10) From Sec. 1547: “Any person who--(1) knowingly enters into a marriage for the purpose of evading any provision of the immigration laws; or (2) knowingly misrepresents the existence or circumstances of a marriage….shall be fined under this title, imprisoned not more than 10 years, or both.” The investigation and ferreting out of the true, deep-down, for-real emotional meaning and circumstances of a marriage is a widely felt need in American’s private lives; seems a shame to restrict it to “green card marriages.” There’s always the next Comprehensive Act.

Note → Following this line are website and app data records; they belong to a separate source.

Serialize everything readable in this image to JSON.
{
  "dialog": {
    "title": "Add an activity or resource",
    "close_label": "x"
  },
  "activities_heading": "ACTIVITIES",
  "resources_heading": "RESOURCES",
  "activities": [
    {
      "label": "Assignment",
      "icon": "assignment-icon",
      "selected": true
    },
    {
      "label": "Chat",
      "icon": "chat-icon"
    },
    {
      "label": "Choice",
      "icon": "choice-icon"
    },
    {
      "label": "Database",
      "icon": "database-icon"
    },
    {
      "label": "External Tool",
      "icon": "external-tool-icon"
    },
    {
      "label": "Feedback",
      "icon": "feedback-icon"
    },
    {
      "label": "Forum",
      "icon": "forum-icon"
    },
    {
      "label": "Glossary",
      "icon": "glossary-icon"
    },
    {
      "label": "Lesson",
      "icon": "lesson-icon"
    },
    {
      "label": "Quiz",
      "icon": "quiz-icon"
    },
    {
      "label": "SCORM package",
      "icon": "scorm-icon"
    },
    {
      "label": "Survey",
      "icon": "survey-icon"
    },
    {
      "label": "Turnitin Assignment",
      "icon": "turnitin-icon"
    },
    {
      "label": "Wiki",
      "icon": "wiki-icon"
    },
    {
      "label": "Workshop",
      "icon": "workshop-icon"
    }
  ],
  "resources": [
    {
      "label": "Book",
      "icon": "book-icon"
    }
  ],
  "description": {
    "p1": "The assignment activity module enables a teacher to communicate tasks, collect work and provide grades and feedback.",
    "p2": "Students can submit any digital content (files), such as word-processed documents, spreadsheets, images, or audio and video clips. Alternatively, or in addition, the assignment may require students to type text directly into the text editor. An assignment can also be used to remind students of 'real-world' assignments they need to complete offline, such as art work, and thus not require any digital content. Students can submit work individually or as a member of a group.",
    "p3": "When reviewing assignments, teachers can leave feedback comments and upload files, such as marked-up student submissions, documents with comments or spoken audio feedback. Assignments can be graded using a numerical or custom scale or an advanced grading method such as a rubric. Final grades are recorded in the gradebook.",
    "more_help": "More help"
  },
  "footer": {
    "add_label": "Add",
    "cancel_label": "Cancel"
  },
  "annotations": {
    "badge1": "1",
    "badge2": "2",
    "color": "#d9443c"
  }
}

11) From Sec. 240D: “Nothing in this section shall be construed to require law enforcement personnel of a State or a political subdivision to assist in the enforcement of the immigration laws of the United States.” Los Angeles’s “Special Order 40” and related laws keeping local cops out of immigration enforcement would still be safe under this law.
12) From Sec. 274A: “The Secretary, in cooperation with the Commissioner of Social Security, shall implement an Electronic Employment Verification System…to determine whether--(A) the identifying information submitted by an individual is consistent with the information maintained by the Secretary or the Commissioner of Social Security; and (B) such individual is eligible for employment in the United States…..The Secretary shall require all employers in the United States to participate in the System, with respect to all employees hired by the employer on or after the date that is 18 months after the date that not less than $400,000,000 have been appropriated and made available to implement this subsection.” That’s $400 million that will have to be spent, to start making sure we all have our papers in order. This is in a system managed and maintained by the federal government, in order to have the legal right to work. Might this be money ill-spent? Hopefully, our senators will have sufficient time to ponder this one tiny detail of the 790 page bill.
Brian Doherty is a senior editor of reason.